  • Potting healthy plants in dirty containers invites disease pathogens. Scrub used pots inside and outside with a soft brush using a solution of mild dish washing detergent and warm water. Place small plastic pots on the top shelf of the dishwasher for an even more thorough cleaning. Remove the crusty residues from fertilizer salts by wetting them with vinegar and scrubbing with a stiff brush.

    To clean stained and moldy terra-cotta pots simply soak them in a solution of 1 part household bleach to 9 parts water for a few minutes. Air-dry and rinse in clean water.

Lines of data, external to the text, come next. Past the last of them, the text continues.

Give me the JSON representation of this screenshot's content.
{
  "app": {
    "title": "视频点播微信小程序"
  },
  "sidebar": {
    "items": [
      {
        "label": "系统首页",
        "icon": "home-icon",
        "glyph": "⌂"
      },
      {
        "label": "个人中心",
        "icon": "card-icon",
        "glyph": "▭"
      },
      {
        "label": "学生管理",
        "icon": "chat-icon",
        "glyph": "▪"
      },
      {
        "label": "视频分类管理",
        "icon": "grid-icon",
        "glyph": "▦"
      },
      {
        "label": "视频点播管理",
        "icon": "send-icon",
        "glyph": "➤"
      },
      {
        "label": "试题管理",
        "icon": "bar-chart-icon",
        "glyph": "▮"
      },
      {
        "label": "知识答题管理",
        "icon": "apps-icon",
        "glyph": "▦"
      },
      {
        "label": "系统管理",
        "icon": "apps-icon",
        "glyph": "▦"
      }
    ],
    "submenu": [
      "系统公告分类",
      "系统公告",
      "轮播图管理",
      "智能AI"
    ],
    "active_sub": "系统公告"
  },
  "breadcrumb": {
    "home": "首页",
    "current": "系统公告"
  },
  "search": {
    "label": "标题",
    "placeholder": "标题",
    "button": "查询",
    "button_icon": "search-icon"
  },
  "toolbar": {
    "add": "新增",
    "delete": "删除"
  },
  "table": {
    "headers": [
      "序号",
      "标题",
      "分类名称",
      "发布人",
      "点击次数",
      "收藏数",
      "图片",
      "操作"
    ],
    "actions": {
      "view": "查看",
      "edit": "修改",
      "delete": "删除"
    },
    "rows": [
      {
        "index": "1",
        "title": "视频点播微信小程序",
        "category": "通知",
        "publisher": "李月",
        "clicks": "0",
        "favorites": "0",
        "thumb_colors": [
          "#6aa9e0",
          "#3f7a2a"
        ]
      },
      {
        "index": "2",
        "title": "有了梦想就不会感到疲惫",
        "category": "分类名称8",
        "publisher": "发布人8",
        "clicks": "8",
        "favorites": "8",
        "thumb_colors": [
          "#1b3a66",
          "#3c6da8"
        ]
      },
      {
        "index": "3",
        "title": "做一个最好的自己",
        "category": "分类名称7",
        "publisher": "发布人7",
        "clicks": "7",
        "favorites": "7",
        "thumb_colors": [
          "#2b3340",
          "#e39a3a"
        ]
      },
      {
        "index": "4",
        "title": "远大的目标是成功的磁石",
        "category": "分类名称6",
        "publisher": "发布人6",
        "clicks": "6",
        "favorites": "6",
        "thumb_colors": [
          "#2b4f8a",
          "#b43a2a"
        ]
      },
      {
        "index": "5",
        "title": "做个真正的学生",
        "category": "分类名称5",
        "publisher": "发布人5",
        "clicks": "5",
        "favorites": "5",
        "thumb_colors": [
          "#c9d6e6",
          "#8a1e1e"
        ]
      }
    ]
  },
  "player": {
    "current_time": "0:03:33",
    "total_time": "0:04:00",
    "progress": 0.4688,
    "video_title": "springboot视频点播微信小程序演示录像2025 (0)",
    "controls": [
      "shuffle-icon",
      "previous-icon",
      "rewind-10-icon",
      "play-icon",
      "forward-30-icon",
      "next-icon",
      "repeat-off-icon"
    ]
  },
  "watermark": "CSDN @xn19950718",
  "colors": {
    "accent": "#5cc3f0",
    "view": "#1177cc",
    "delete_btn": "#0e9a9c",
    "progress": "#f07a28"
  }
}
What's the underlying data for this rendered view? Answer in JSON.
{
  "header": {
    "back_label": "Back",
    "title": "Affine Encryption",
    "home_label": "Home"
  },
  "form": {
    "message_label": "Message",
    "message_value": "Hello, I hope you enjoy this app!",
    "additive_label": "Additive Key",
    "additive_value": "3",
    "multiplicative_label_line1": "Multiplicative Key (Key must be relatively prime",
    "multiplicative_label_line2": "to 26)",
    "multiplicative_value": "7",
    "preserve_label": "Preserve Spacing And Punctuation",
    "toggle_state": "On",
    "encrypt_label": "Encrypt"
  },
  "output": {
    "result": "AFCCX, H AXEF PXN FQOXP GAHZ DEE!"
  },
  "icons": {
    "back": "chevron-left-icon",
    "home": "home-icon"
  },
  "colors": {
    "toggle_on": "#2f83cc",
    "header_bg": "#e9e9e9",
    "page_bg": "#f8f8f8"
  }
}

    To clean pots containing plants, cover the plant with a paper or plastic bag. Spray the bleach solution on outer pot surfaces rather than dipping it. Allow to dry and then rinse. Scrub stubborn spots gently with a vegetable brush while rinsing.